This past semester, a student mentioned that Buddhism and other religions provide solutions to the problem of suffering. He wondered if any religion simply accepted suffering as a fact of life, rather than seeking a remedy. I said that I thought Christianity was the closest one. Later on, in my mind, I made a round-about series of connections based on the student's question.
My family and I have several angel figurines around our house. Angels is a collectible for us, but also reassuring figures representing God’s care.
That said, a few years ago I was hired to write studies of selected passages from the Epistle to the Hebrews.(1) While angels are a popular expression of people’s faith, the Hebrews author argues for the superiority of Christ over angels. Many people who love angels (and the Bible) don't realize that a biblical author has taken a lot of time to put angels into a proper perspective.
Verses 1:4-14 is a complex set of arguments providing that, attractive as angels are, they are secondary to God’s son because God’s power and eternity have now been made known in the enthroned Son of God. The author quotes a series of scriptures (Deut. 32:43, Ps. 104:4, Ps. 45:6-7, Ps. 102:25-27, and Ps. 110) in his proof.
In Heb. 2:5-9, the author continues this theme. He quotes Psalm 8:4-6 to show that humans have a special place in creation. The phrase “son of man” in Heb. 2:6 provides a double meaning for human beings in general, and for Christ the messianic son of man.
The author’s congregation seems to have elevated angels to the similar status as Jesus, since angels do not die. But although angels are deathless, they cannot “taste death for everyone.” They cannot identify with our human condition in the same way as Jesus. The angels cannot share the bitterness of death, and thus they cannot be “crowned with glory” (verse 9). Thus the status of Jesus as a suffering human being (and lower-than-the-angels, in the words of Ps. 8) was actually the reason for his superiority and ultimate coronation.
In the next section, 2:10-18, the Hebrews author writes “it was fitting” that God, who is the creator and ruler of the universe, “should make the pioneer of their salvation perfect through sufferings” (verse 10). Is it strange that the God through whom all things exist should be involved in suffering? After all, human beings are their welfare are of God‘s intimate concern. But human beings do experience suffering, temptation, and death.
For salvation to be “made perfect” (verse 10), it must be accomplished through full participation in humankind. In the Hebrew author’s argument, Jesus is depicted as the pioneer of salvation. Jesus “blazes a trail,” as it were, to establish a new salvation--because of his suffering!

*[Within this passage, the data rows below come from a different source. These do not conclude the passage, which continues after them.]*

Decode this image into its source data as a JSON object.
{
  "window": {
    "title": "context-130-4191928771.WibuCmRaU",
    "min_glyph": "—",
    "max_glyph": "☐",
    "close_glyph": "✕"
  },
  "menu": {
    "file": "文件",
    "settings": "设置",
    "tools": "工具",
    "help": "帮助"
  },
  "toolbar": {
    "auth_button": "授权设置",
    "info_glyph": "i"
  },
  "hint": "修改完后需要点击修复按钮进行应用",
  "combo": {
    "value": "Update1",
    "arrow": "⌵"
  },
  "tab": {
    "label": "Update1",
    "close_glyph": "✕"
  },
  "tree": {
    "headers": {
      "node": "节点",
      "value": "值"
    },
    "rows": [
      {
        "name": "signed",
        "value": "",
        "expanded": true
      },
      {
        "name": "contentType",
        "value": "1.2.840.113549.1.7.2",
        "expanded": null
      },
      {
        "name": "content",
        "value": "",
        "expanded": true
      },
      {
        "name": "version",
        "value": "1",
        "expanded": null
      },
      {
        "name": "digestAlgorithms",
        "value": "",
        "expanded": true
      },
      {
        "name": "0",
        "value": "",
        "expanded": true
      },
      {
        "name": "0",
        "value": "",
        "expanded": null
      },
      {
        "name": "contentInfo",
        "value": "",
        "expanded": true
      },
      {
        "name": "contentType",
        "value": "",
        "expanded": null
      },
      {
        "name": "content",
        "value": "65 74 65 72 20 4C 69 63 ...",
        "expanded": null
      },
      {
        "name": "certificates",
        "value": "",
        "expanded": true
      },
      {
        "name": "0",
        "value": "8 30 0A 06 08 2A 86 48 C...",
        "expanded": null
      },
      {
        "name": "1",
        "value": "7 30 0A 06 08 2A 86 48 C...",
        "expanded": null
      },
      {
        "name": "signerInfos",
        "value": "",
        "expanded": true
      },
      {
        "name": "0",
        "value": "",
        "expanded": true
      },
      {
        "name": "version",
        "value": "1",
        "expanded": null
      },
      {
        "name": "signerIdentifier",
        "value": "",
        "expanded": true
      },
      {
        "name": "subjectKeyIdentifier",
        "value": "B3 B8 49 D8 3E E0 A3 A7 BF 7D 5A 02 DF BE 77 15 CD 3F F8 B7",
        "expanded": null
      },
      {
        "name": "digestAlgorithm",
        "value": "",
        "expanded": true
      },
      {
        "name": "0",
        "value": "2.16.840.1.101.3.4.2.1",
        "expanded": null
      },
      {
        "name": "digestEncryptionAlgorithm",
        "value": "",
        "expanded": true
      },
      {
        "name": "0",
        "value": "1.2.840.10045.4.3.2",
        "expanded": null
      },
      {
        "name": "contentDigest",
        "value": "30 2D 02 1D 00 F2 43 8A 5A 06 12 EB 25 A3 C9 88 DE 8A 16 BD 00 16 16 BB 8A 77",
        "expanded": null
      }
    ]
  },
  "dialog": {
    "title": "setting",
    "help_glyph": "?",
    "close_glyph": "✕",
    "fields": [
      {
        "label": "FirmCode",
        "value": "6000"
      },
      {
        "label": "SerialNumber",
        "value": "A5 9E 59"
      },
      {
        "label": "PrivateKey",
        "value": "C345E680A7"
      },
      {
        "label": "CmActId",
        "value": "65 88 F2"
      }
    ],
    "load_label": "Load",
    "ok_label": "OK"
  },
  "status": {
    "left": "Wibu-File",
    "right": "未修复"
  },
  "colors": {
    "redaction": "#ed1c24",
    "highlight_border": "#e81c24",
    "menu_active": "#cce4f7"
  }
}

Jesus shared our humanity and experiences, including death, so that he could defeat the power of death (verse 14-15). He breaks the devil’s power. Alluding to his earlier argument, the Hebrews author interjects that Jesus came not to save the angels but the descendants of Abraham (verse 16). Jesus’ humanity means that he fully empathizes and sympathizes with our weaknesses (verses 17-18). We can call on him knowing that he will understand.
Jesus is also our high priest, a key theme developed further in subsequent passages of Hebrews. Jesus’ sufferings qualify him to intercede for us as well as to help us. But his intercession as high priest was different: he himself was the sacrifice.
Back to my student’s question: in Christianity, God in Christ fully embraces suffering and experiences the extremes of suffering in violent death. You can say that Christianity offers a remedy for suffering, not a conquest of suffering through our own special efforts but through the salvation accomplished in Jesus.
Other scriptures approach suffering in a related way. For instance, the well-known Romans 5:3-5 upholds suffering as a means of personal and spiritual growth. Romans 8:18-25 indicates that suffering is inevitable and yet cannot compare with our future glory. 1 Peter contains several passages---1:6-9, 3:14-17, 4:12-13--which describes suffering as a potentially positive thing. Indeed, by suffering, we share in Christ's divine life!
The problem is, of course, that when we're in the midst of suffering, it's hard to feel spiritually and emotionally positive about the experience! It's hard for us to focus on the reality of Christ's power and salvation--unless that power can actually eliminate our suffering. Little wonder that, honestly, we prefer angels as ways to protect us from adverse circumstances.
1. "Hold Fast to the Faith," Daily Bible Study series, June, July, August 2004. Abingdon Press.